Check each line of the entries below for the string "data"; copy every line where it appears.
════
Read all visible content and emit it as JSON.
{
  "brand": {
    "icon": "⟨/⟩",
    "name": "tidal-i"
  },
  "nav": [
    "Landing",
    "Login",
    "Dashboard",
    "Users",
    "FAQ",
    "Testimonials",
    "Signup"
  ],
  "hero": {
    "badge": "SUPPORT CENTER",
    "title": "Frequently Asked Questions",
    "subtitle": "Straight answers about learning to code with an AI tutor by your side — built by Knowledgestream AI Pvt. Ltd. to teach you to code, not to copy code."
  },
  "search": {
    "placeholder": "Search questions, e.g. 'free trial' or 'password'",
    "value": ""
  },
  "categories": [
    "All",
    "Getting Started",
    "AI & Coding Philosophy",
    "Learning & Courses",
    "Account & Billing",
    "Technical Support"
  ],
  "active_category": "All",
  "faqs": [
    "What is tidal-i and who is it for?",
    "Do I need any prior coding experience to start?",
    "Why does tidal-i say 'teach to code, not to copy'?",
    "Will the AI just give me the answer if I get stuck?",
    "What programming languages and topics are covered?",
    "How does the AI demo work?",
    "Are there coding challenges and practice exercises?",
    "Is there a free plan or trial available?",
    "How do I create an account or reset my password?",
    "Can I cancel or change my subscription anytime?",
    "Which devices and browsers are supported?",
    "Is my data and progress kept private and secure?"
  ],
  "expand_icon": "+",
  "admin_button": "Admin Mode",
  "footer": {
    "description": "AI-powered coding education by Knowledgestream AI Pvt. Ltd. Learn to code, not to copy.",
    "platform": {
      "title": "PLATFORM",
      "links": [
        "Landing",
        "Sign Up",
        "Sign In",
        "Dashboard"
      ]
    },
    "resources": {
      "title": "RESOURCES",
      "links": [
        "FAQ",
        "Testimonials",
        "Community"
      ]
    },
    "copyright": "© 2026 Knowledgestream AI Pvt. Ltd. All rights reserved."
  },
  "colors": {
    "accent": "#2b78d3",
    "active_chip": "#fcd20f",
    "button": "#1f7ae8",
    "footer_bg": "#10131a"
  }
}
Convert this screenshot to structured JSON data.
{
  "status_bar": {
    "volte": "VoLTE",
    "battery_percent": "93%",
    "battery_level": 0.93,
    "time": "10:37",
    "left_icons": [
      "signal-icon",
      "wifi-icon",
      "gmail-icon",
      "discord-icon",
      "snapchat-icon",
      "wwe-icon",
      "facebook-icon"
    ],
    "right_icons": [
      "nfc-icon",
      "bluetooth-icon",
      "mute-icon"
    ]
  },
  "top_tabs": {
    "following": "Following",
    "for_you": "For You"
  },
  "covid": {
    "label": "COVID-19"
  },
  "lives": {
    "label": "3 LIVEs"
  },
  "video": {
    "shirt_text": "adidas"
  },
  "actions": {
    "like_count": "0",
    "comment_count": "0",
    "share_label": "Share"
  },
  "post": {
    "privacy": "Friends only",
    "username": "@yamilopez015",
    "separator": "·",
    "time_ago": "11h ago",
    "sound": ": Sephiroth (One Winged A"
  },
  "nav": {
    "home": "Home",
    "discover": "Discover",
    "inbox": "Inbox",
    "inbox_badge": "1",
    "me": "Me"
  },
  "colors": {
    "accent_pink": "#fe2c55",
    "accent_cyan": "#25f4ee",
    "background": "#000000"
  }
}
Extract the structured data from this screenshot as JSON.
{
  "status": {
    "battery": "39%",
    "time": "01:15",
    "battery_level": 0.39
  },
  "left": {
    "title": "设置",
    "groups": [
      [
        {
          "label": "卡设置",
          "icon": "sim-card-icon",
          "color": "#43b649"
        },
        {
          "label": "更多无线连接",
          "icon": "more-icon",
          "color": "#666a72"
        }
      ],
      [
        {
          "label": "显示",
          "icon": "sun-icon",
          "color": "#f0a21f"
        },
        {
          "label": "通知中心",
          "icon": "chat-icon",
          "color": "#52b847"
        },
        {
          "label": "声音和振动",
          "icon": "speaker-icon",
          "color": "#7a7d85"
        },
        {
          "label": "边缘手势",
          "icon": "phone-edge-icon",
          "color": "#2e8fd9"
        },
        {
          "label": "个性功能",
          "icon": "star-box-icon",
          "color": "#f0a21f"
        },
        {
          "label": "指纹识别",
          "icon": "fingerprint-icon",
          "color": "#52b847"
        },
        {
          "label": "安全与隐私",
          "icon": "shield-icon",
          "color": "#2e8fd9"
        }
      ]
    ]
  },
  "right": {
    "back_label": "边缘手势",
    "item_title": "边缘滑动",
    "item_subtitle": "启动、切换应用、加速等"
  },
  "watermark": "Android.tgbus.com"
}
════
- Exercise answer:
    "Is my data and progress kept private and secure?"
Convert this screenshot to structured JSON data.
Extract the structured data from this screenshot as JSON.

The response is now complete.